Another notorious case (actually many cases) in which hypoxia causes death is among climbers on Mt. Everest. Some of the most egregious deaths involve experienced climbers, including professional guides, committing acts that are entirely against their own better judgment.
I suffered an hypoxic incident when standing in a queue, indoors in a shop, and masked. I didn’t realise what was happening at the time and only figured it out several hours later when I was back to normal. I have chronic rhinitis which means my airways are partially blocked all the time. It sometimes makes it difficult to get to sleep. What it is like when you have a bad cold and your nose is blocked.
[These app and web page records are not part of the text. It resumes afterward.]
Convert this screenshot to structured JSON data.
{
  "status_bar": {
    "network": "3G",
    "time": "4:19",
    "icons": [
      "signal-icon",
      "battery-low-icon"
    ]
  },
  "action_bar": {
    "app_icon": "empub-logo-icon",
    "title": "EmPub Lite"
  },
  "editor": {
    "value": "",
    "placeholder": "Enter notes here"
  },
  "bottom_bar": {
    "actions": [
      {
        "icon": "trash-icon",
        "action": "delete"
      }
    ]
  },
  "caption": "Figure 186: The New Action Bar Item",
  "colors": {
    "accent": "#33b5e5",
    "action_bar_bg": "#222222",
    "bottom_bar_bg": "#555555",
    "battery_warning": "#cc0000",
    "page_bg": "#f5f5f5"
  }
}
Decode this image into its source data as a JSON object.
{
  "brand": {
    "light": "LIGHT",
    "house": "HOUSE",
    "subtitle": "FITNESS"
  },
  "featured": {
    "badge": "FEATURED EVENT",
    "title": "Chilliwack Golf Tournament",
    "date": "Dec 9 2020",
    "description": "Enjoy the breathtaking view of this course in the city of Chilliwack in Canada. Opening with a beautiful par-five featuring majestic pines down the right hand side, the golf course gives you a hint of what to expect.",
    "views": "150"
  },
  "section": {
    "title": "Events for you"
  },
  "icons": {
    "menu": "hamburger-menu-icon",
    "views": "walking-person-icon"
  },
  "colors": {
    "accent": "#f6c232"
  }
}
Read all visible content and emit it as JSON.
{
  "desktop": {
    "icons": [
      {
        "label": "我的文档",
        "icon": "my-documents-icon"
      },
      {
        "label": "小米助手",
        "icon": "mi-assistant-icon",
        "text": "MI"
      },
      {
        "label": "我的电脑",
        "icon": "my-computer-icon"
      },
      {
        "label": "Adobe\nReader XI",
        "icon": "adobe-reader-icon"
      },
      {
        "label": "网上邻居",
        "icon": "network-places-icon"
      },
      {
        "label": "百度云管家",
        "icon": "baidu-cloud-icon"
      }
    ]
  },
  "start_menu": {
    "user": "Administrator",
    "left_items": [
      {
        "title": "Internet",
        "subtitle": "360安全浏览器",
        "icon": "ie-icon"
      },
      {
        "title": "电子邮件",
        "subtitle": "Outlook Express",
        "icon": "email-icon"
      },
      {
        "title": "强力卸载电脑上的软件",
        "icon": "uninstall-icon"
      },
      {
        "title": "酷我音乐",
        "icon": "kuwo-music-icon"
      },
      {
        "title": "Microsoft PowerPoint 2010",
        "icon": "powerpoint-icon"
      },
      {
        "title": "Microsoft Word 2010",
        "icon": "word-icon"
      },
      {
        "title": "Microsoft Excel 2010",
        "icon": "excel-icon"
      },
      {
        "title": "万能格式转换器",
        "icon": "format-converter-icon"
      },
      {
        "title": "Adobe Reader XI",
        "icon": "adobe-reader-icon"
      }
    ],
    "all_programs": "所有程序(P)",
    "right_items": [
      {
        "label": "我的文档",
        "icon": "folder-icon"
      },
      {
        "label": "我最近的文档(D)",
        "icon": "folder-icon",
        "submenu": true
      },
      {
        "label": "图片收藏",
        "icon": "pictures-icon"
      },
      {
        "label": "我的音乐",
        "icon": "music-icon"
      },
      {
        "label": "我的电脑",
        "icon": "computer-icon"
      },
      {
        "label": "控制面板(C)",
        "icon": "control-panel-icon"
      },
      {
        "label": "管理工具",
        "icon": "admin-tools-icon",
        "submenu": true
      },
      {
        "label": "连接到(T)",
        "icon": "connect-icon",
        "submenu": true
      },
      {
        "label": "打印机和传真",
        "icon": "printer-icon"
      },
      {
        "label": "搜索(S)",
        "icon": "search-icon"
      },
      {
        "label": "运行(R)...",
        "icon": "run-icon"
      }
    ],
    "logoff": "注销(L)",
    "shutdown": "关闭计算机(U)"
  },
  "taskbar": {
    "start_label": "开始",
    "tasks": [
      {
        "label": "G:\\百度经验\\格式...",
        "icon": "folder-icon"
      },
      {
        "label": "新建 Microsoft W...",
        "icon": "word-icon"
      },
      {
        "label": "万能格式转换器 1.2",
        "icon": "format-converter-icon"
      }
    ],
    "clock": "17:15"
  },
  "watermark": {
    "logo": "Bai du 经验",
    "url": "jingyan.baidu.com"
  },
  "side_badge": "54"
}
The trouble with hypoxia is that it comes on suddenly, you don’t know it is happening and the first thing to go is your critical faculty. You lose judgement. Your focus can narrow to such an extent you fail to register danger. One moment you are normal. The next moment with no sense of transition it is like you are extremely intoxicated.
The advice that masks are no danger because you can always take them off does not work – you don’t think to take your mask off because you don’t realise at the time that something is wrong.
Recently a postman was reported leaving an elderly woman having fallen (dizzy due to having had the Covid vaccination the previous day) lying on her doorstep, unable to get up, in the snow in freezing temperatures. This lack of judgement, even in life threatening conditions, is typical of someone affected by hypoxia. I notice he was wearing a mask, and his comment – his vague mumble suggests he was away with the fairies.